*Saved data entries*
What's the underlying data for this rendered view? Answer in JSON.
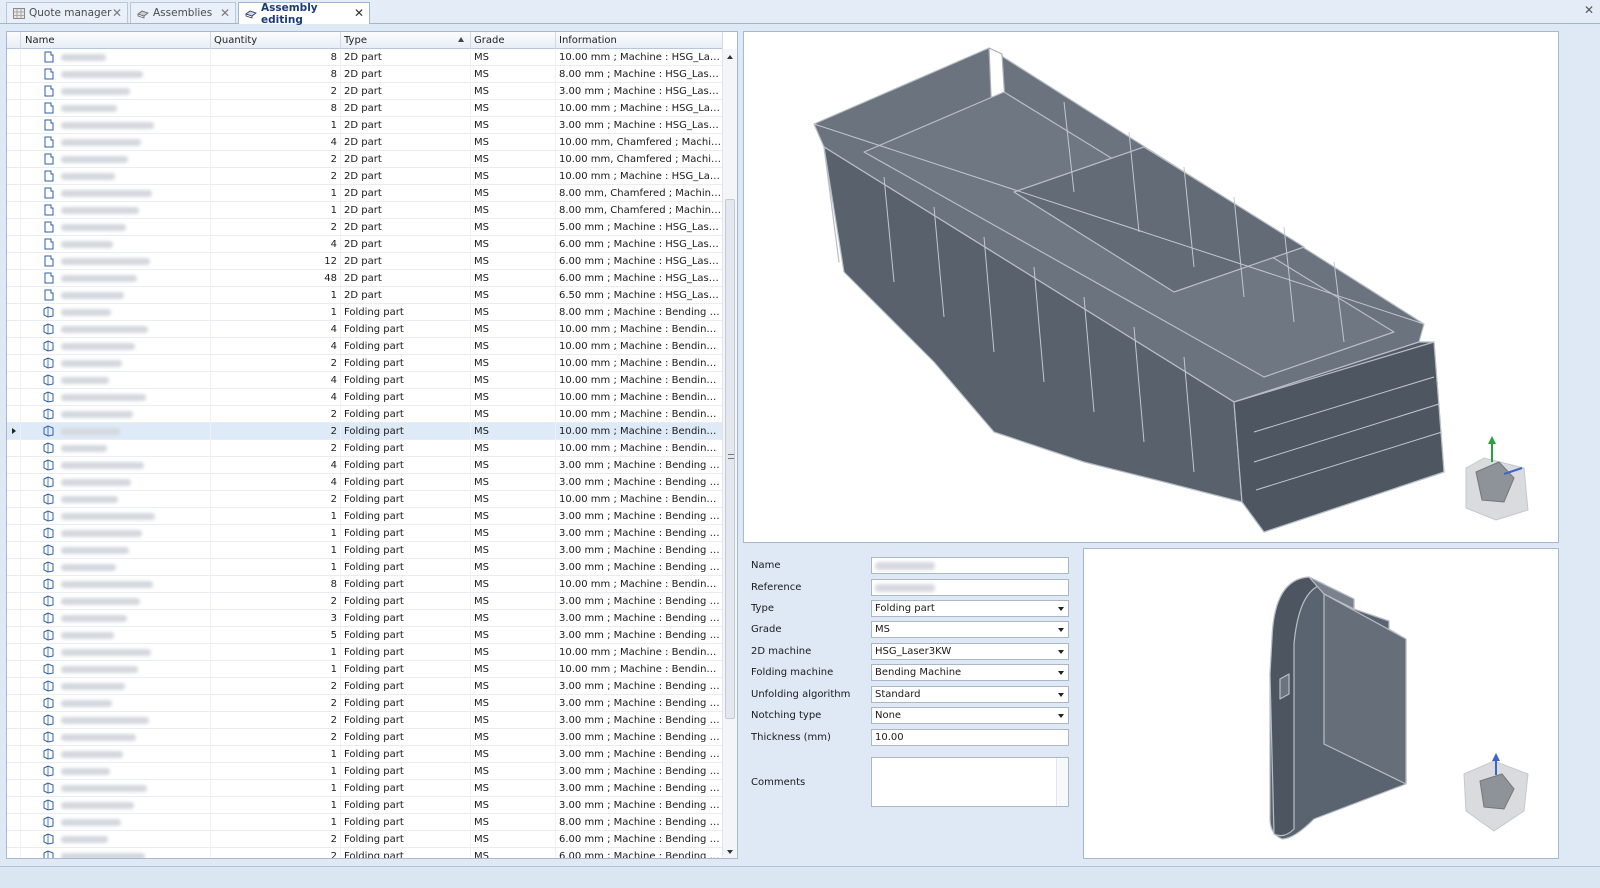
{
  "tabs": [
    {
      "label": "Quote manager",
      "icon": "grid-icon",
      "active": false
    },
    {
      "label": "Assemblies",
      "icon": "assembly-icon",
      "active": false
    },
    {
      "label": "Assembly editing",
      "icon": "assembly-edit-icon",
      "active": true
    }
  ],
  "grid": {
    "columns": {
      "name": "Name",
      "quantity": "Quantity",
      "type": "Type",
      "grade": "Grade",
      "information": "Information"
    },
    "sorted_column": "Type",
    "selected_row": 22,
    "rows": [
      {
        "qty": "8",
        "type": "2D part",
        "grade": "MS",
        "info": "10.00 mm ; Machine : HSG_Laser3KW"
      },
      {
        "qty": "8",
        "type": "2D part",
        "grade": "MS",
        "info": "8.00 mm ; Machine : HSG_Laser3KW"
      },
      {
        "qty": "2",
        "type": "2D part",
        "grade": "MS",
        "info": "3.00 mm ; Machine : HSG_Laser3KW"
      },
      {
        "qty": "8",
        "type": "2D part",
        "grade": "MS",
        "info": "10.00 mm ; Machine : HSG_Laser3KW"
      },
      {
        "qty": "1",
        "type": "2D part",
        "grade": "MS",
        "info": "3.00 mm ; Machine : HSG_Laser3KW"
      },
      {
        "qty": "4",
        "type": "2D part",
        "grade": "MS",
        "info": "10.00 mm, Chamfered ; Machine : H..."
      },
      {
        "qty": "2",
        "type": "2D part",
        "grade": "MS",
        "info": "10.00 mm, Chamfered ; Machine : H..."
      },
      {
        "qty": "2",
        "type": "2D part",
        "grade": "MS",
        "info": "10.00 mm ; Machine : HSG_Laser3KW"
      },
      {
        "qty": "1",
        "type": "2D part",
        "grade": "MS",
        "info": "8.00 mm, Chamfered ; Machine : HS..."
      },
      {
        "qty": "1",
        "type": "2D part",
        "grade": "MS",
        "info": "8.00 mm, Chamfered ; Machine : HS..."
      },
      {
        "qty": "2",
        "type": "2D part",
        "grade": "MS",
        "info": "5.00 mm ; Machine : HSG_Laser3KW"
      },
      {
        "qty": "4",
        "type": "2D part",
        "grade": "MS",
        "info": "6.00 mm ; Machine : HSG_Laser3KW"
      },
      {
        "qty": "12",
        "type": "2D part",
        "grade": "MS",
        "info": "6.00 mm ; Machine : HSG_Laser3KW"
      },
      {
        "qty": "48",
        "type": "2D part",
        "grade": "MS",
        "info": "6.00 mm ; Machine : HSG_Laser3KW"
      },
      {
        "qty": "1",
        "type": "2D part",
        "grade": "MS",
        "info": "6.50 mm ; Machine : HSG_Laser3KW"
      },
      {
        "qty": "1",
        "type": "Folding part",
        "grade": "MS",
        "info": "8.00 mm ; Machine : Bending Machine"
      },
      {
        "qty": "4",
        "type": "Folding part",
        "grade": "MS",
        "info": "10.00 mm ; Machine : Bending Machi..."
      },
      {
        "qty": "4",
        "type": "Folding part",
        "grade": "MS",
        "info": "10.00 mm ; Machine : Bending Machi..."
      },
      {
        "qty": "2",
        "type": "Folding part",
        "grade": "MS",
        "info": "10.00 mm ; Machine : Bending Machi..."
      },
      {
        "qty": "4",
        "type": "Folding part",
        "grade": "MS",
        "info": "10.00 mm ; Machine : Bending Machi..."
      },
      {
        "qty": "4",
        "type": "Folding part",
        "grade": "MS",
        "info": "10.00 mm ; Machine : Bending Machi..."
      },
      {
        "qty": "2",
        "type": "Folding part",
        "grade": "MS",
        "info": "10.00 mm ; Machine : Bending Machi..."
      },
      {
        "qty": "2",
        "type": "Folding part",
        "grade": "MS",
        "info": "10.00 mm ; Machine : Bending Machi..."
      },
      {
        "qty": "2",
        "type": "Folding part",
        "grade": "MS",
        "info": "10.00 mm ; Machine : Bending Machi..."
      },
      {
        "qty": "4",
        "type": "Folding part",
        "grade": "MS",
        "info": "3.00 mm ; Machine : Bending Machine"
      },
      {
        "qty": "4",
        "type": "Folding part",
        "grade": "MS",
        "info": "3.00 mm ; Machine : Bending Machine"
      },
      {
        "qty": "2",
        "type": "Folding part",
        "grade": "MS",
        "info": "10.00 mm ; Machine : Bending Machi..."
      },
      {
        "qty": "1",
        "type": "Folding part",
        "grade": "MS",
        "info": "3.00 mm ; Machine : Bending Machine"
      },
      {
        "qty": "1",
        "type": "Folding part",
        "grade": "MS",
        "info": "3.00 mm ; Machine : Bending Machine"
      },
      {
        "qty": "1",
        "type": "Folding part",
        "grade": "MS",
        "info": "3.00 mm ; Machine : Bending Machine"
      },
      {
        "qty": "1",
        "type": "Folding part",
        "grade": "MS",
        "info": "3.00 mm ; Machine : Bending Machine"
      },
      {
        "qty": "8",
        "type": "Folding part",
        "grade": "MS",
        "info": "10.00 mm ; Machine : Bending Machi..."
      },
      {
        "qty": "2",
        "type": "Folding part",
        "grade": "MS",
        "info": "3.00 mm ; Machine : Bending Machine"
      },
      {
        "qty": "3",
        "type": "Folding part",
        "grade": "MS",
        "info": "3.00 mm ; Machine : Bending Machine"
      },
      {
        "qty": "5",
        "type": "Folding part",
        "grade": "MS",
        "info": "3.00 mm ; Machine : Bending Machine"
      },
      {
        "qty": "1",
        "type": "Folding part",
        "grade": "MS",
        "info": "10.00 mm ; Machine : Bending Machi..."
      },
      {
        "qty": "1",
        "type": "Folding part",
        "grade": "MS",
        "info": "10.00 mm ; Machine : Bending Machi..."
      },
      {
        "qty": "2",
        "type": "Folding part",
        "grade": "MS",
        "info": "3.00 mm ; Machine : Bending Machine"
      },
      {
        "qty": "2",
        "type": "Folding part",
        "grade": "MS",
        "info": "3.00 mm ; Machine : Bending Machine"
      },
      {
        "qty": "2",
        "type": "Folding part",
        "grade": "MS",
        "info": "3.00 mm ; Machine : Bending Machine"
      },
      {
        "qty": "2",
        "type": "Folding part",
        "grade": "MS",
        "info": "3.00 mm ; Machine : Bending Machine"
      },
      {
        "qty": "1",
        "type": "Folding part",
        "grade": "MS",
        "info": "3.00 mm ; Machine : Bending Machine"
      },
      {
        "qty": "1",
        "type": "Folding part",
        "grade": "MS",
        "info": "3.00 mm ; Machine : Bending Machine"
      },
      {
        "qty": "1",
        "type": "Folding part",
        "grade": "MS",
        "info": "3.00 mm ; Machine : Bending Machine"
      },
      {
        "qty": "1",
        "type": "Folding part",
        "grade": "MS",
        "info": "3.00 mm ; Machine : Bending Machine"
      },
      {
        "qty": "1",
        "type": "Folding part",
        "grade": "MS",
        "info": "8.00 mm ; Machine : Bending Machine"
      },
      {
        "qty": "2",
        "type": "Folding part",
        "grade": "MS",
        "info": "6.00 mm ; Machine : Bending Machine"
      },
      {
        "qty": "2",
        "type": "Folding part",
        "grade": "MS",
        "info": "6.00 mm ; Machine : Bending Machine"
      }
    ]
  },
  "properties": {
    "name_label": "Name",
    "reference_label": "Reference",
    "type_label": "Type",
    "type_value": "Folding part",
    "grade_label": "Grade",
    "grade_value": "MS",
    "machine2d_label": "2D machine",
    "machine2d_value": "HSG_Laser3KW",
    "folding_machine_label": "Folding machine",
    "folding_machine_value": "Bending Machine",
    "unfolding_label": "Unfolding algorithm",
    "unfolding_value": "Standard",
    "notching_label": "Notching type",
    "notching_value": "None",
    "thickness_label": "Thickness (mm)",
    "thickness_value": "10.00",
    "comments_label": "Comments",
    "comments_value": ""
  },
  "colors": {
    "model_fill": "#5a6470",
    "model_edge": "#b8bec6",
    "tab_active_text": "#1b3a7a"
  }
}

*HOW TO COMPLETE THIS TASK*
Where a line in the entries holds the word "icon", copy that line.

*OUTPUT FOR THIS EXERCISE*
      "icon": "grid-icon",
      "icon": "assembly-icon",
      "icon": "assembly-edit-icon",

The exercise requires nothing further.